XL1 TSR9114 Quest for the Heartstone.jpg
Code XL1
Authors Michael L. Gray
First published 1984
Linked modules
X1, X2, X3, X4, X5, X6, X7, X8, X9, X10, X11, X12, X13, XL1, XSOLO, XS2

Quest for the Heartstone is a 1984 adventure module for the Basic Rules of the Dungeons & Dragons fantasy role-playing game.

Plot summary[edit]

Quest for the Heartstone is a wilderness and dungeon scenario, and includes a frost giant lair, with four pages of illustrations to show the players.[1]


XL1 Quest for the Heartstone was published by TSR in 1984 as a 32-page booklet with an outer folder, and was written by Michael L. Gray, with art by Jeff Easley.[1][2] The module was designed for use with the LJN and TSR toy D&D characters, such as Strongheart and Warduke, and includes statistics for all the toy figures.[1]


Graham Staplehurst reviewed Quest for the Heartstone for White Dwarf, and gave it 4/10 overall, calling it, "no more than a sales exercise for AD&D Action Toys".[3] Staplehurst felt that the module was "very reminiscent of everyone's first dungeon: a collection of randomly placed monsters with a random selection of Good Guys going off after some magic item and having to hack through them," criticizing that "No thought has gone into this at all, as far as I can see, although TSR have done their best with the artwork and maps to try and remedy the situation."[3] Staplehurst pointed out some of the many references within the module to the LJN AD&D toy line ("You may use the Five-headed Hydra Bendable Monster for this encounter", and "the Dragonne monsters produced by LJN Toys Ltd"), noting that "As the adventure progresses ... it merely degenerates into excuses to introduce monsters that happen to be in the TSR figures or LJN range."[3] He also pointed out some of the more bizarre encounters of the adventure, such as two giant crab spiders living in a cabin, and the "Golem Storage Room". Ultimately, Staplehurst said he despaired of ever running the module, as "Few and far between are sensibly planned encounters with alternative courses of action".[3]

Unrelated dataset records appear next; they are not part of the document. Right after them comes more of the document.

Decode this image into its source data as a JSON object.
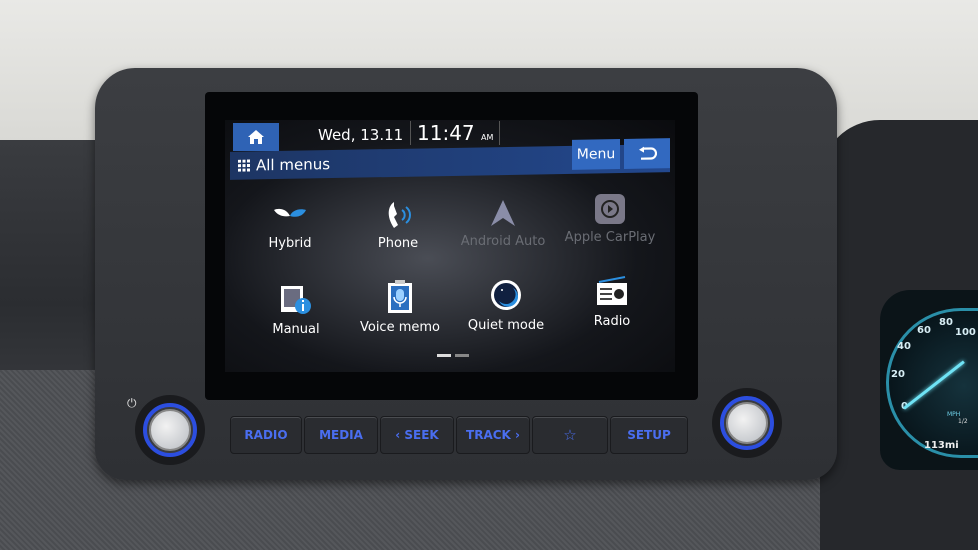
{
  "status_bar": {
    "date": "Wed, 13.11",
    "time": "11:47",
    "ampm": "AM"
  },
  "header": {
    "title": "All menus",
    "menu_label": "Menu",
    "back_icon": "back-arrow-icon",
    "home_icon": "home-icon",
    "grid_icon": "grid-icon"
  },
  "apps": [
    {
      "label": "Hybrid",
      "icon": "leaf-icon",
      "enabled": true
    },
    {
      "label": "Phone",
      "icon": "phone-icon",
      "enabled": true
    },
    {
      "label": "Android Auto",
      "icon": "android-auto-icon",
      "enabled": false
    },
    {
      "label": "Apple CarPlay",
      "icon": "carplay-icon",
      "enabled": false
    },
    {
      "label": "Manual",
      "icon": "manual-icon",
      "enabled": true
    },
    {
      "label": "Voice memo",
      "icon": "voice-memo-icon",
      "enabled": true
    },
    {
      "label": "Quiet mode",
      "icon": "moon-icon",
      "enabled": true
    },
    {
      "label": "Radio",
      "icon": "radio-icon",
      "enabled": true
    }
  ],
  "pagination": {
    "current": 1,
    "total": 2
  },
  "hard_keys": [
    "RADIO",
    "MEDIA",
    "‹ SEEK",
    "TRACK ›",
    "☆",
    "SETUP"
  ],
  "cluster": {
    "ticks": [
      "0",
      "20",
      "40",
      "60",
      "80",
      "100"
    ],
    "unit": "MPH",
    "fuel": "1/2",
    "range": "113mi"
  },
  "colors": {
    "accent": "#3269c0",
    "keys": "#4a6ef0",
    "knob_ring": "#2c4ee0"
  }
}
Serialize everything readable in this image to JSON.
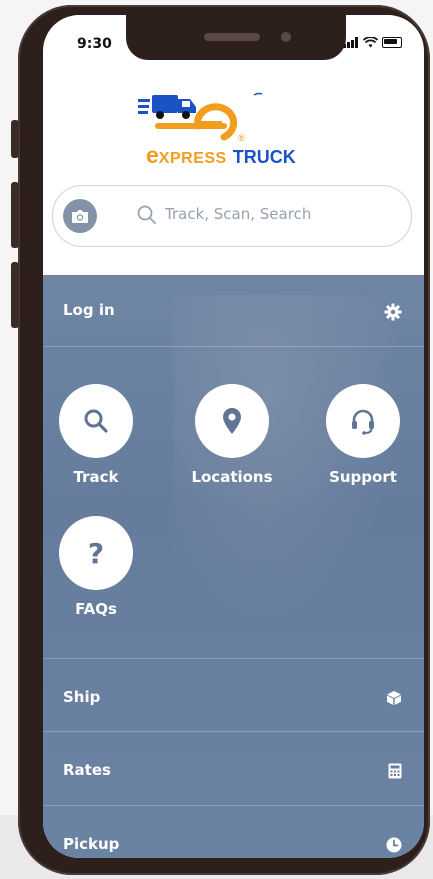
{
  "status_bar": {
    "time": "9:30",
    "signal": "📶",
    "wifi": "📡"
  },
  "brand": {
    "e_letter": "e",
    "name_part": "XPRESS",
    "name_main": "TRUCK",
    "trademark": "®"
  },
  "search": {
    "placeholder": "Track, Scan, Search"
  },
  "login_row": {
    "label": "Log in"
  },
  "quick_actions": [
    {
      "label": "Track"
    },
    {
      "label": "Locations"
    },
    {
      "label": "Support"
    },
    {
      "label": "FAQs"
    }
  ],
  "menu": [
    {
      "label": "Ship"
    },
    {
      "label": "Rates"
    },
    {
      "label": "Pickup"
    }
  ],
  "colors": {
    "panel": "#6a7f9f",
    "brand_orange": "#f29d1e",
    "brand_blue": "#1a53c6"
  }
}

Lawrence Schick, in his 1991 book Heroic Worlds, calls this adventure a "Laughable scenario".[1]


  1. ^ a b c d Schick, Lawrence (1991). Heroic Worlds: A History and Guide to Role-Playing Games. Prometheus Books. pp. 149–150. ISBN 0-87975-653-5. 
  2. ^ Gray, Michael L. Quest for the Heartstone (TSR, 1984)
  3. ^ a b c d Staplehust, Graham (March 1985). "Open Box: Dungeon Modules". White Dwarf (review) (Games Workshop) (63): 12. ISSN 0265-8712.